| Work to be completed |
Run through the records and, wherever a line holds the word "name", return that line.

Data under study Block Start

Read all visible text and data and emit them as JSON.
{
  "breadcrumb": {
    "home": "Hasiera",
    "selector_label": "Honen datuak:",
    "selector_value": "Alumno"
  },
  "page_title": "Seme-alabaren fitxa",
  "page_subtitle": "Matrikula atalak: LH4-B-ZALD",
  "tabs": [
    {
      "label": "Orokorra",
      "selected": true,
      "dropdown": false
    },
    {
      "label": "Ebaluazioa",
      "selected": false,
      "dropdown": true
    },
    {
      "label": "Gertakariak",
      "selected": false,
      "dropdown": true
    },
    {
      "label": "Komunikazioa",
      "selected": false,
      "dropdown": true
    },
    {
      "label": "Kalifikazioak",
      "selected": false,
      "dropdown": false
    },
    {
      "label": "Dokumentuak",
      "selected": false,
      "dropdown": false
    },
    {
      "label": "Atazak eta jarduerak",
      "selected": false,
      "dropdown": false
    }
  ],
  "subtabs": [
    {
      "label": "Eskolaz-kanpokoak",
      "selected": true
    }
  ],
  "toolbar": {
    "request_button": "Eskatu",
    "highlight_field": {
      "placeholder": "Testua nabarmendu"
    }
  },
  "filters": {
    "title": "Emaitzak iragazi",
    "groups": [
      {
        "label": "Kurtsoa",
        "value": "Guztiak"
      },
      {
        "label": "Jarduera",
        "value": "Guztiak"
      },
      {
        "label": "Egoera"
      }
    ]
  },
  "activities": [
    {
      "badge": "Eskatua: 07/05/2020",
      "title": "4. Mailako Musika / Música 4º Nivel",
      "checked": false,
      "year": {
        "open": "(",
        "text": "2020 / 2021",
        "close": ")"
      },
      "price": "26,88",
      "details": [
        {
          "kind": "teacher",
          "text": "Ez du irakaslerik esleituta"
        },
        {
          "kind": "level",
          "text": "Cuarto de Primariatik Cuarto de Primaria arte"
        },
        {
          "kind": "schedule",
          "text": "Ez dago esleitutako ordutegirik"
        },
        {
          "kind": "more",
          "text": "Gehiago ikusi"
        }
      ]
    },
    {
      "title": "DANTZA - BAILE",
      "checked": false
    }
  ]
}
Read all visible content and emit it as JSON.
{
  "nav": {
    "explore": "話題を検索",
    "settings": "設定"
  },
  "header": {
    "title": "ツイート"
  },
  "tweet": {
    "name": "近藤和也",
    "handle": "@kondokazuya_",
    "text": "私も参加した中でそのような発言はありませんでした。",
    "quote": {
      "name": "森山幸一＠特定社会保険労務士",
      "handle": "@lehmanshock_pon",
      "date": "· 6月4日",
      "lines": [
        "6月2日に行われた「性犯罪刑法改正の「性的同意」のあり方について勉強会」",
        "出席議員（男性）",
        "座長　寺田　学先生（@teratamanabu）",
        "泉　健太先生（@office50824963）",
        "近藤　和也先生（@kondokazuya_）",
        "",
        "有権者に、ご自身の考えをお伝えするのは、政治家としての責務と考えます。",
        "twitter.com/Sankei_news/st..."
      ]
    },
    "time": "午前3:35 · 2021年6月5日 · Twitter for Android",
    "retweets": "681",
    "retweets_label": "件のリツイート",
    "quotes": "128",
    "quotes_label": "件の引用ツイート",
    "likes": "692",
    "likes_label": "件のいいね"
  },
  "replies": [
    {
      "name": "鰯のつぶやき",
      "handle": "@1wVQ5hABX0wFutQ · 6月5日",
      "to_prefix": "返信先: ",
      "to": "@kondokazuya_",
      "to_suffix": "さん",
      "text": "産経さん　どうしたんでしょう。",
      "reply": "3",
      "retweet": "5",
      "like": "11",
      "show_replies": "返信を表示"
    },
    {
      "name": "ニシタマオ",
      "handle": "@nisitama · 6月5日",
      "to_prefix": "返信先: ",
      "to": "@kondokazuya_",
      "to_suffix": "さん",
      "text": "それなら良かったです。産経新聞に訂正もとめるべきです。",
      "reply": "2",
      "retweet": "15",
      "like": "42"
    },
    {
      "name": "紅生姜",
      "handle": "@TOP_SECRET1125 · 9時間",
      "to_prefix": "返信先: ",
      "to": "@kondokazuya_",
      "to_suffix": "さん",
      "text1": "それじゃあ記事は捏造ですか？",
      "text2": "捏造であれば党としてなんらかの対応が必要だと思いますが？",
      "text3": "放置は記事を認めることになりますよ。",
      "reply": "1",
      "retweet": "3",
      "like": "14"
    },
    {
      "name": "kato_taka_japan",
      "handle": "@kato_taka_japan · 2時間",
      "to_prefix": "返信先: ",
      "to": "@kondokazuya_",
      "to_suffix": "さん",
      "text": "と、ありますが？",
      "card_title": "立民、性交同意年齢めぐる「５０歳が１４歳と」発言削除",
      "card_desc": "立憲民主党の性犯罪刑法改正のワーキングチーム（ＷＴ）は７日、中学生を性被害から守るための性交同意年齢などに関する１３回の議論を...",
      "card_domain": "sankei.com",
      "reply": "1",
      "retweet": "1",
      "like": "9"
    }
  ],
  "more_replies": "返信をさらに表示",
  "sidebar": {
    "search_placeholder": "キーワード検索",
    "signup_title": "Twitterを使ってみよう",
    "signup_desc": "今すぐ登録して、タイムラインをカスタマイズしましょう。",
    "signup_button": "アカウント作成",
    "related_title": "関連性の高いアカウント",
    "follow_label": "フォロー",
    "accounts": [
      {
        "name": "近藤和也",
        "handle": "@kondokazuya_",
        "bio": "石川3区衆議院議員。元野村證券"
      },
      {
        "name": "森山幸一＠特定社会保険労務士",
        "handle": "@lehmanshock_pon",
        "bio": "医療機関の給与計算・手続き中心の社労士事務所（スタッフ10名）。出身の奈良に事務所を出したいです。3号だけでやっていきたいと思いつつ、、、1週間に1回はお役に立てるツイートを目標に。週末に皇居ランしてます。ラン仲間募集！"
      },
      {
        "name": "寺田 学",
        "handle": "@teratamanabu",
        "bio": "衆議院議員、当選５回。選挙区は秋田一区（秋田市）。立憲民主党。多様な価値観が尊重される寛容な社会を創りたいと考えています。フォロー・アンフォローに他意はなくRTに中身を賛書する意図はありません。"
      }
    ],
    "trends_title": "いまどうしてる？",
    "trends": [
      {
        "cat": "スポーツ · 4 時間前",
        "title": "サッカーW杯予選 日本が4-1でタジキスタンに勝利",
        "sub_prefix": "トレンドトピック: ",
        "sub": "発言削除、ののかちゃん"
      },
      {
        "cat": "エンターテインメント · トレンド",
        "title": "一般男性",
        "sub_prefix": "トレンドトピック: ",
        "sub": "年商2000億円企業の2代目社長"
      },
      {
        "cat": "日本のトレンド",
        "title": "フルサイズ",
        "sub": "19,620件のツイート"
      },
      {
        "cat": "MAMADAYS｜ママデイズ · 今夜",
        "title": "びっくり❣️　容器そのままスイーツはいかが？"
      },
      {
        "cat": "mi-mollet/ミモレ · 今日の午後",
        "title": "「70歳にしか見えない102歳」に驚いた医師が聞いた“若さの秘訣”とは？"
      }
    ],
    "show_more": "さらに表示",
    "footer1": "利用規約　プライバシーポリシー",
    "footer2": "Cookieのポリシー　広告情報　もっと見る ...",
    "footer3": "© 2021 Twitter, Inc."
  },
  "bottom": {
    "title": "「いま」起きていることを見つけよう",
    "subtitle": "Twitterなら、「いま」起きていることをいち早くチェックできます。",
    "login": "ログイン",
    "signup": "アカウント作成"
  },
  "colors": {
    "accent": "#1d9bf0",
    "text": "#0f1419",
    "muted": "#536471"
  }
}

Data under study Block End

| Output of the exercise |
    "name": "近藤和也",
      "name": "森山幸一＠特定社会保険労務士",
      "name": "鰯のつぶやき",
      "name": "ニシタマオ",
      "name": "紅生姜",
      "name": "kato_taka_japan",
        "name": "近藤和也",
        "name": "森山幸一＠特定社会保険労務士",
        "name": "寺田 学",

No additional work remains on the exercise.